For 40 days, I am choosing a book from my personal book shelves. It will be a book that is insightful, intriguing, or illuminating about women. I will write why I think this book is a positive one and worth a read. This isn’t advertising for me or to promote any of my friends. It’s simply praise for good books.
Day 28, Black Water by Joyce Carol Oates
An idealistic young woman named Kelly attends her best friend’s 4th of July party on a place called Grayling Island. Also attending the party is “The Senator,” a big, powerful, boozy politician currently separated from his wife. Kelly is thrilled to meet The Senator. She knows all about him—she follows his political work and even wrote her Senior thesis on him. Pretty, and a little shy, Kelly is surprised and flattered when The Senator flirts with her. He invites her on a walk on the beach, kisses her, and asks her to ditch the party for dinner at his hotel. Kelly is not a particularly worldly young woman, but even she knows what he means by “dinner.” It is out of character for her to go off with a man she just met, but The Senator is her hero–and who knows what such a connection could mean to her future? As Kelly packs an overnight bag, her friend warns her not to go. She is afraid Kelly will regret it.

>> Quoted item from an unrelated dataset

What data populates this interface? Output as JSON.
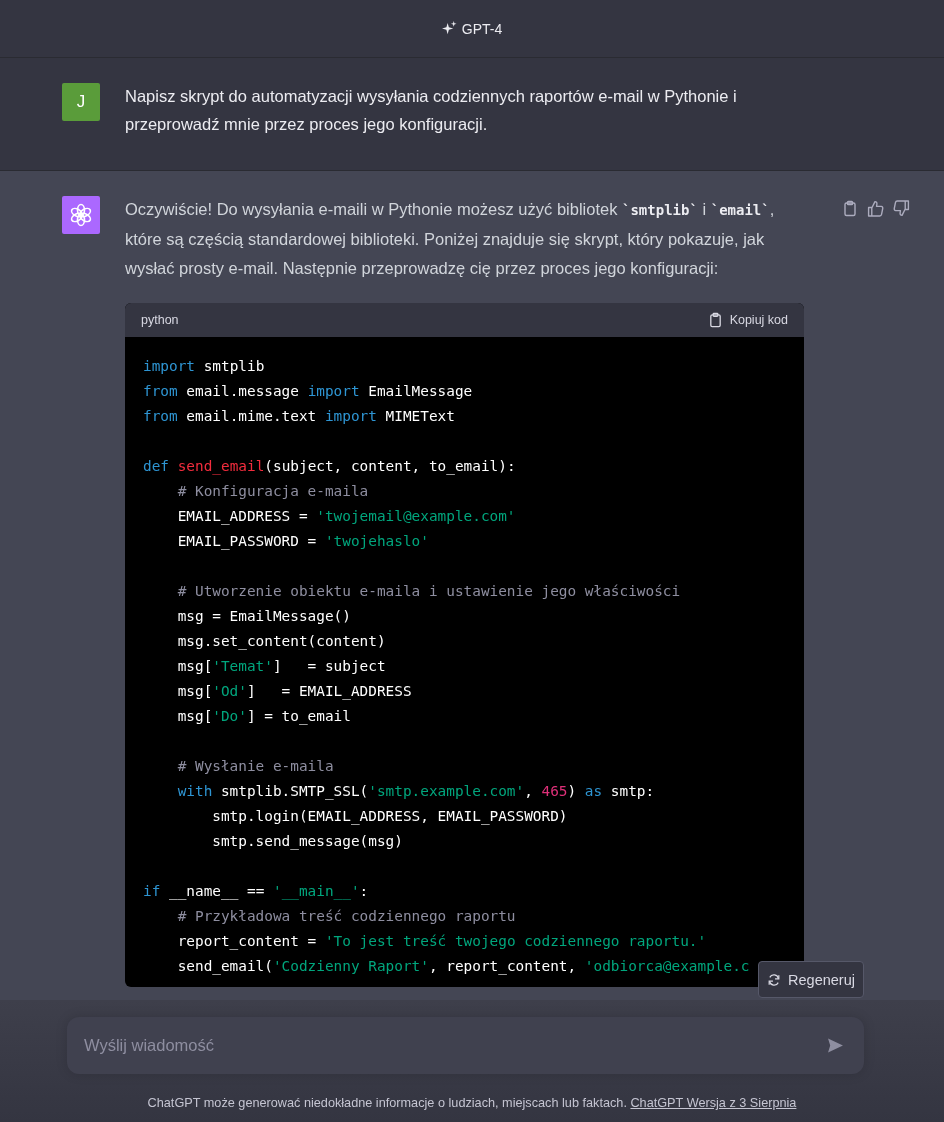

Regret puts it mildly. All of the above happens before this novella begins. The live action of the story happens in The Senator’s car, which is slowly sinking in a murky pond. The Senator took a back road and, driving drunk and too fast, plowed through the guard rail of a wooden bridge. The car landed passenger side down and Kelly, strapped in her seat, is badly injured. The Senator is not. He opens his door and, using Kelly’s body for support, pushes himself up and out to safety. Kelly grasps at his leg so he won’t leave her and is left holding his shoe. She continues to hold onto his shoe, certain The Senator will return to rescue her. Hurt and delirious, she reviews her brief young life as the black water slowly rises around her. Eventually Kelly realizes The Senator is not coming back. Her hero has abandoned her.
Why is Black Water a good read for women? Writers are often asked where they get their ideas for stories. This one is a no-brainer. Joyce Carol Oates may have changed the names, but The Senator is Edward Kennedy and Black Water is a fictional account of Mary Jo Kopechne’s drowning at Chappaquiddick. Published in 1993, twenty-three years after the Chappaquiddick incident, the book gives the victim a voice that is hard to forget. There are lessons to be learned when an idealistic young person looks up to an older and experienced one, when esteem is misplaced and influence is misused. As her friend warned, Kelly’s impulsive act is regrettable in the extreme. Her mistake was to confuse experience with wisdom, charm with character, and power with courage. Her time alone in the car, as she comes to understand that her hopeful future is now impossible, is heartbreaking and haunting.